The Singer

“Well, hello there, how’re you doing?” that was all he said at first
Then he moved a little closer saying, “I think I’m dying of thirst”
I asked him if he’d have a pint but he just shook his head
Then he grinned at me and said, “I think I’ll have a drop instead”
He asked me where I came from as we had a little taste
I told him not too far from there, though I now lived in the States
I said I was a singer and I wasn’t home for long
Did he know anyone who still might a few old songs
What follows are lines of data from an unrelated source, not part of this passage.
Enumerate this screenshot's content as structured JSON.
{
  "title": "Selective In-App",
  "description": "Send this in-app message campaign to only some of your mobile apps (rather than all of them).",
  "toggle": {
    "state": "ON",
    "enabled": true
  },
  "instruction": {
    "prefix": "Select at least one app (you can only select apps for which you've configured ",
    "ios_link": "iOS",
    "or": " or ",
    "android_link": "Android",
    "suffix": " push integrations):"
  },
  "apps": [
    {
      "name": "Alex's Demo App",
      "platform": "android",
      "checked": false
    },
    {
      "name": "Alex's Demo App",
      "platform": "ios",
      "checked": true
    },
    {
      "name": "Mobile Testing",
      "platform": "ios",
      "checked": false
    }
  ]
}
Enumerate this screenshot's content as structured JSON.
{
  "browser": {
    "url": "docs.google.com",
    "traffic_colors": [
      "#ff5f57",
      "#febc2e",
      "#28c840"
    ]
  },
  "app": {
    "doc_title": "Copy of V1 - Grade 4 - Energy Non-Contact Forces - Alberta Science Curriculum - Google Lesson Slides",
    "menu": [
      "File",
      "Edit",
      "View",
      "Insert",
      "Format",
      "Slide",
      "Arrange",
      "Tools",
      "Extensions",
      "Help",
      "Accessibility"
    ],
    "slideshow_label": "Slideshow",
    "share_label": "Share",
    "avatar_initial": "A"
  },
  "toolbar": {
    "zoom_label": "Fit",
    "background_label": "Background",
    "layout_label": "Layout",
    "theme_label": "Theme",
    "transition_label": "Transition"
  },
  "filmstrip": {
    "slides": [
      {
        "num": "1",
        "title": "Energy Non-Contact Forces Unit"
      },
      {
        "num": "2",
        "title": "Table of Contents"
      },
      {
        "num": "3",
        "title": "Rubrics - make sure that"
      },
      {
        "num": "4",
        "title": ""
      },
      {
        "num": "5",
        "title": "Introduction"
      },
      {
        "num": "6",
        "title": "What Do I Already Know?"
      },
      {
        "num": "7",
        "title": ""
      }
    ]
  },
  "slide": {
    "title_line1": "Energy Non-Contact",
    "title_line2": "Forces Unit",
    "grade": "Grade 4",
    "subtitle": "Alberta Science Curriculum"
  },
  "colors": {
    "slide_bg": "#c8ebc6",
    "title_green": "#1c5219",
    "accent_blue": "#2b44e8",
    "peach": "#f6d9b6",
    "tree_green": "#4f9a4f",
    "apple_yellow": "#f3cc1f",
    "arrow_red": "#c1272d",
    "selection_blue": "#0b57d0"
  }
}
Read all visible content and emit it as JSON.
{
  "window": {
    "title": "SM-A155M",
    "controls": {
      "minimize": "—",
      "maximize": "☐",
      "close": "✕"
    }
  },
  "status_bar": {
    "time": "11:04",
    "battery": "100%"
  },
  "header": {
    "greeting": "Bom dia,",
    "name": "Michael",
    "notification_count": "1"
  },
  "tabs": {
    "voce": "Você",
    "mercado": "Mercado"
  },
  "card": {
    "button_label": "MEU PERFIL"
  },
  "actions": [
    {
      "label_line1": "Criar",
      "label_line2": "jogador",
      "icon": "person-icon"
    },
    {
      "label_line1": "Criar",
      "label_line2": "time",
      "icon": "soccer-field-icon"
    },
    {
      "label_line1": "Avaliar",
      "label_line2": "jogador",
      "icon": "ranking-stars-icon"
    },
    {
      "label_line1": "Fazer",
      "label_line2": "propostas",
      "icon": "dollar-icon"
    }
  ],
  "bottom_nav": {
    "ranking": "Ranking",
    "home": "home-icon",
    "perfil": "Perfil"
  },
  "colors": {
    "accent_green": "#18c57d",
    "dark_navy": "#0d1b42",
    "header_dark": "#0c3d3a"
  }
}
He said I’m not much for telling jokes and I never learned to dance
But I could sing the night away if you’d give me half a chance
If I had some lubrication for the muscles in my throat
I’d sing out like a sparrow and I’d never miss a note

So I ordered up another round thinking I had just struck gold
And I asked him if he’d sing a song maybe something kind of old
He said he had a million and a special one for me
He sang “Tie a Yellow Ribbon Round The Old Oak Tree”
So I smiled at him, said that was nice, had he any other songs
He suggested that another drop might help his memory on
He asked if I knew Johnny Cash or ever met Tom Jones
Then he sang me forty shades of “The Green Green Grass of Home”

Well I knew I was in trouble but I didn’t want to quit
I thought it still might be worthwhile if I hung in for a bit
But the bar had filled with people who were calling out for more
And when he sang “One Day At a Time, Sweet Jesus”, I had to go
But I still had to wait through one more Willy Nelson song
Then I made a quick escape and said I had to ramble on
If I wanted to hear old songs, well I knew just where to go
I’d hear them back in Boston, playing on the radio

Never Learned to Dance – Green Linnet, GLCD 1124
Words and Music, Robbie O’Connell © 1988
Slievenamon Music (BMI)